Tibetan Spaniel Dog Breed
An ancient breed that probably has common ancestors with several Oriental breeds including Pekingese and Japanese Chins. Used for centuries by Buddhists of Tibet to keep watch over their monasteries. Accepted for AKC registration in 1984. Here is a lively, silky coated little dog, a bit longer in body than he is high, with level back, slightly bowed front legs, and richly plumed tail carried over the back.
His head, small in proportion to his body, is slighdy domed, with a blunt muzzle, expressive dark eyes, and slighdy undershot mouth.
WEIGHT. 9 15 pounds, HEIGHT about 10 inches, COLOR: all colors and mixtures.
GROUP: Non Sporting.
Tibetan Spaniel Automobile Accidents
No matter how careful you are to protect your dog from street traffic, there may come a time when he is hit by a car or truck. Always approach a hurt dog cautiously, reassuring him with your voice. His fear and pain may make him bite. For easier handling, use a bandage muzzle of a strip of gauze or cloth, or even a necktie if nothing else is available.
Slide him carefully onto a plank or other hard object, a stretched blanket or coat (keeping it taut), and carry him to a quiet spot or into your car. If a leg seems to be broken, keep it as straight as possible.
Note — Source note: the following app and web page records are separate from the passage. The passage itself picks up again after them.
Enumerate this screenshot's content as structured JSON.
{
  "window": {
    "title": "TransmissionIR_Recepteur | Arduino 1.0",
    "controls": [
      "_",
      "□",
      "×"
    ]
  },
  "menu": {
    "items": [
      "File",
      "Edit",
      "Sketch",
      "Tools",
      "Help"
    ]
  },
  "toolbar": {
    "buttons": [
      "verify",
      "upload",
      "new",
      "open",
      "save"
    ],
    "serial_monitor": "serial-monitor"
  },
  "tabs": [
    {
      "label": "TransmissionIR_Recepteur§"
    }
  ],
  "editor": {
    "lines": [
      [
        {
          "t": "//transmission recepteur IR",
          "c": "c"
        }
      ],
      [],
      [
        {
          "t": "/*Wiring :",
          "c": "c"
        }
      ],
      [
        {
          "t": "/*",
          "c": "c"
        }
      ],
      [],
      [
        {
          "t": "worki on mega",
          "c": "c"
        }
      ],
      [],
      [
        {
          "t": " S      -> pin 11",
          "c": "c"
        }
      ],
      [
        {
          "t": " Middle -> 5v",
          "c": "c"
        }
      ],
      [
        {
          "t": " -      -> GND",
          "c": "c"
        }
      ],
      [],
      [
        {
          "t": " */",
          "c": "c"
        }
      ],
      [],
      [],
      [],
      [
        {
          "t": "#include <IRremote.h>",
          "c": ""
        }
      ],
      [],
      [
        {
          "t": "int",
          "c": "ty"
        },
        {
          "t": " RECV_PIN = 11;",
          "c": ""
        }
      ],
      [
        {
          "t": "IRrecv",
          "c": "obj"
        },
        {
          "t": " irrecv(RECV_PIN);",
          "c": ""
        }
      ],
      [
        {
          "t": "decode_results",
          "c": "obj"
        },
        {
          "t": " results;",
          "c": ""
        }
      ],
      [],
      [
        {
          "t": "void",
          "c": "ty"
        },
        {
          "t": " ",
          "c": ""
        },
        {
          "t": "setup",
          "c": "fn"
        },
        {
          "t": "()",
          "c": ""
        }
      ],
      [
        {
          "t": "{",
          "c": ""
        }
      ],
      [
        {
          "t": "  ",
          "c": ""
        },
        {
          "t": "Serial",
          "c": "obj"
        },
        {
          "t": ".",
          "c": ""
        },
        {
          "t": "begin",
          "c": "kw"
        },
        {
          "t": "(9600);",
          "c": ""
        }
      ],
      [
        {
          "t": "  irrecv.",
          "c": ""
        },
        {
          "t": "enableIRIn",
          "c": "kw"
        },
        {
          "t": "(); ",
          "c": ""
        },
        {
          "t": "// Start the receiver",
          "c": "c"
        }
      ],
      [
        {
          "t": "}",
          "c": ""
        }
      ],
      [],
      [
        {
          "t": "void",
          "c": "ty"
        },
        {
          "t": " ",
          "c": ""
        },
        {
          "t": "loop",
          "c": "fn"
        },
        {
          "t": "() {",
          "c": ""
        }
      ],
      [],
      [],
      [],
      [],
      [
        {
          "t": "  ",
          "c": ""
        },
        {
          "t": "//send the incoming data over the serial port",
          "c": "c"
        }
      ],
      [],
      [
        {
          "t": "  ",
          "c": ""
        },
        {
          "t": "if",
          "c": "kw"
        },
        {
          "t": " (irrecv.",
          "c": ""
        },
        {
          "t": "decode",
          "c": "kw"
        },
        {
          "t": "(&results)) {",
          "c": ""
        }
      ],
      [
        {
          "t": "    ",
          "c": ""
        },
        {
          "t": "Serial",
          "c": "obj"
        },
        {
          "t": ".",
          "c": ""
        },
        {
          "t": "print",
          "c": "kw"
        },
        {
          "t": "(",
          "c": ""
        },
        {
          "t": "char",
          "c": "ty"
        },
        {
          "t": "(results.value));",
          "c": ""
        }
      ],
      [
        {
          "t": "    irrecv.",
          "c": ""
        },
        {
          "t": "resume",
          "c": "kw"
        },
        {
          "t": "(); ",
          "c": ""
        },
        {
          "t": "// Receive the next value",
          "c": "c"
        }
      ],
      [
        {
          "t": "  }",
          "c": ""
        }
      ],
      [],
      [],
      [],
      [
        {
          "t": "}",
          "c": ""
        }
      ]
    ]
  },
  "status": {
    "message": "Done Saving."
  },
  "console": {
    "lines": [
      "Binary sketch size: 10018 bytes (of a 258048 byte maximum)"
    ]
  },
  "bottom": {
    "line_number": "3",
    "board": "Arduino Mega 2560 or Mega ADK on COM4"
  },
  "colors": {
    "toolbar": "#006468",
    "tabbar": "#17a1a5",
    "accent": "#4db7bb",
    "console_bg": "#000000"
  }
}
If the bone has broken through the skin, cover the punctured area with a gauze dressing or clean handkerchief and apply a temporary splint or support the leg with something soft to immobilize it. This will prevent the sharp point or edge from cutting a blood vessel should the dog move or struggle.
When there is a gash or cut, put a gauze dressing or piece of cloth over the wound and secure it in place with a bandage. In a leg injury, always start at the foot and work upward. Apply the bandage firmly but not too tightly, as this would stop the blood flow.
If the head must be bandaged, wrap the bandage across the forehead (maintaining the ears in regular position), down the side of the face, under the jaw, and up over the other side of the face, repeating until several layers have been applied. The bandage should be tucked here and there to keep it in place, making sure that breathing is not obstructed.
If blood from a wound is spurting, you can be fairly sure an artery has been cut. In that case, haste is essential, for a dog can lose a significant amount of blood if the hemorrhag ing continues too long. Use a pressure bandage and get emer gency veterinary aid as quickly as possible. Except in the case of snakebite, most first aiders do not recommend the use of a tourniquet (a twist of cloth or whatever else is available to cut off circulation), even if the wound involves a limb. Tourni quets are not as effective as applying pressure and may cause the loss of a leg because of interruption of blood circulation.
After an accident a dog will suffer from shock. This is characterized by shivering, confusion, weak pulse, and pale and grayish lips and gums (normally they are bright pink). These signs may also indicate internal bleeding. First aid for shock is to wrap the dog in a coat or blanket to keep him warm; seek veterinary treatment immediately. Intravenous fluid therapy will usually be given.